The government unveiled has unveiled a campaign to raise productivity at construction sites by 20 percent by 2025 through the use of drones and artificial intelligence.
At an inaugural meeting of officials and private-sector experts tasked with formulating new growth strategy policies, Prime Minister Shinzo Abe vowed Monday to wipe out the image of construction work as dangerous, dirty and demanding, and “drastically” change the work environment.
The government envisions using drones to carry out surveying at public works sites such as tunnels, bridges and dams.

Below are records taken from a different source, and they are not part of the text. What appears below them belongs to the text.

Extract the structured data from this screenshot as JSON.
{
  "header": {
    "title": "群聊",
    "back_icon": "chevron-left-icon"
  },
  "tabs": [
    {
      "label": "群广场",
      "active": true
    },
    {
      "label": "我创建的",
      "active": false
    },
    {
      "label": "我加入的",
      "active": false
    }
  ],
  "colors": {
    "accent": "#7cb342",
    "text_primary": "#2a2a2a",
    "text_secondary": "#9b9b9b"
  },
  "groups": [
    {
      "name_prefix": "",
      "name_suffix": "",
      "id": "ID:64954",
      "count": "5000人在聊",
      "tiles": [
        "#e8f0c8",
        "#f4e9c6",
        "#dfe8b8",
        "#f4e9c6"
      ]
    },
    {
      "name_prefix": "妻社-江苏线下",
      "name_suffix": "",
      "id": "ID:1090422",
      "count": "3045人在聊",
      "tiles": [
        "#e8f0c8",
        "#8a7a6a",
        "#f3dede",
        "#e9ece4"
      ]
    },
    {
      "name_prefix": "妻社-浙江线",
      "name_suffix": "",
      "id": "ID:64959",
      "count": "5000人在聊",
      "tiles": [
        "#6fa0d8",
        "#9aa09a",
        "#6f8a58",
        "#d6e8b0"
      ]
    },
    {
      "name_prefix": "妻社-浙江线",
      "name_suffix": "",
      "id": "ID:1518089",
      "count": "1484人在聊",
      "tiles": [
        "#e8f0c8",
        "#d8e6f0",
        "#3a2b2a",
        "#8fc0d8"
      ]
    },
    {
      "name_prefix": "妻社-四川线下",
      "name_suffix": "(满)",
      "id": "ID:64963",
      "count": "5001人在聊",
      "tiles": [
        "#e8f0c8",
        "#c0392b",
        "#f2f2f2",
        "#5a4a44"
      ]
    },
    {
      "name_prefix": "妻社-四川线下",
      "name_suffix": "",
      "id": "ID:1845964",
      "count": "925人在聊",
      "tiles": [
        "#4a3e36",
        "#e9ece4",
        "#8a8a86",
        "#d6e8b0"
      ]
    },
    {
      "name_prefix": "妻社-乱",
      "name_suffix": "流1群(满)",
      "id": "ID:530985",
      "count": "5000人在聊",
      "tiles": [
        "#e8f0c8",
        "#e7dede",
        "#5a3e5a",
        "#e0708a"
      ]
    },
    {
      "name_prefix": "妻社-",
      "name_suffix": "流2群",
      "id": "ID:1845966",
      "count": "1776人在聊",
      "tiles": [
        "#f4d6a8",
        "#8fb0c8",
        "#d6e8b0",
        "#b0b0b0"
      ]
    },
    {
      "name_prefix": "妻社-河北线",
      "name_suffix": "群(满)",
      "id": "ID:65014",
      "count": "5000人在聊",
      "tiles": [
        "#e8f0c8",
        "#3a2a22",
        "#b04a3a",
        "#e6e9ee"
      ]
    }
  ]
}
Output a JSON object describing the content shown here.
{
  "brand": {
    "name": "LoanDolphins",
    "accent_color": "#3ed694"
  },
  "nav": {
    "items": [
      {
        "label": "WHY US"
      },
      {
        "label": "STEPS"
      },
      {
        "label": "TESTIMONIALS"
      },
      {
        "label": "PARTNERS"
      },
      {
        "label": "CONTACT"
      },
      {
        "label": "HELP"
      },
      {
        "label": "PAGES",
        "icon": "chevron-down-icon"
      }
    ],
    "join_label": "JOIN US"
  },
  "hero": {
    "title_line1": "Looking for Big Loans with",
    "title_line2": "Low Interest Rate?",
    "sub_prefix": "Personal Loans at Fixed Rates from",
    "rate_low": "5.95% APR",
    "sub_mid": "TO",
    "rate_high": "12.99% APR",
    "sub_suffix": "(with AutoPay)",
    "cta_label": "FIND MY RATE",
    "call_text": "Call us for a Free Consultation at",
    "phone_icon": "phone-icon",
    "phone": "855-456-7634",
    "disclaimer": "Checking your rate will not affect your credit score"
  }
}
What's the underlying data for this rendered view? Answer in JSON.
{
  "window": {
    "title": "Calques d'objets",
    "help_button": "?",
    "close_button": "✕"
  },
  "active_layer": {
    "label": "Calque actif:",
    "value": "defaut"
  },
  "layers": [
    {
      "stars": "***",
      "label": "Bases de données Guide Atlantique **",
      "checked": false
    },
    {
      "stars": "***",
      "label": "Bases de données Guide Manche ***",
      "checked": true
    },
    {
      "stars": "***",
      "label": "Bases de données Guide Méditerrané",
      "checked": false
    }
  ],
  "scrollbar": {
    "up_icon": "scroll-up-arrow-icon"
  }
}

The use of artificial intelligence is aimed at dramatically reducing the time required to carry out land surveys.
The government plans to discuss topics to be included in its new growth strategy until around January and compile the strategy around the middle of next year.
“We will shed light on impediments to employing the remarkable technological innovations of recent years in people’s lives and society, and push forward with reforms,” Abe said at the meeting.
With Japan’s population shrinking and graying, proposals to employ artificial intelligence are likely to involve replacing construction machinery with machines that can be operated automatically so work can be carried out with a small number of skilled workers.
The plan may involve rolling out tax breaks and financial support to aid regional public works projects and small and medium-size construction firms in adopting information and communication technologies.
At a separate meeting Monday, Abe vowed to make Japan the world leader in business innovation and make public services more convenient by streamlining bureaucratic procedures using so-called information and communications technology.
A growth strategy is one of the three “arrows” of the Abenomics economic policy package that Abe has pushed since regaining power at the end of 2012 with the aim of pulling Japan out of a decades-long deflationary trend, the other two being monetary easing and massive fiscal spending.
In a time of both misinformation and too much information, quality journalism is more crucial than ever.
By subscribing, you can help us get the story right.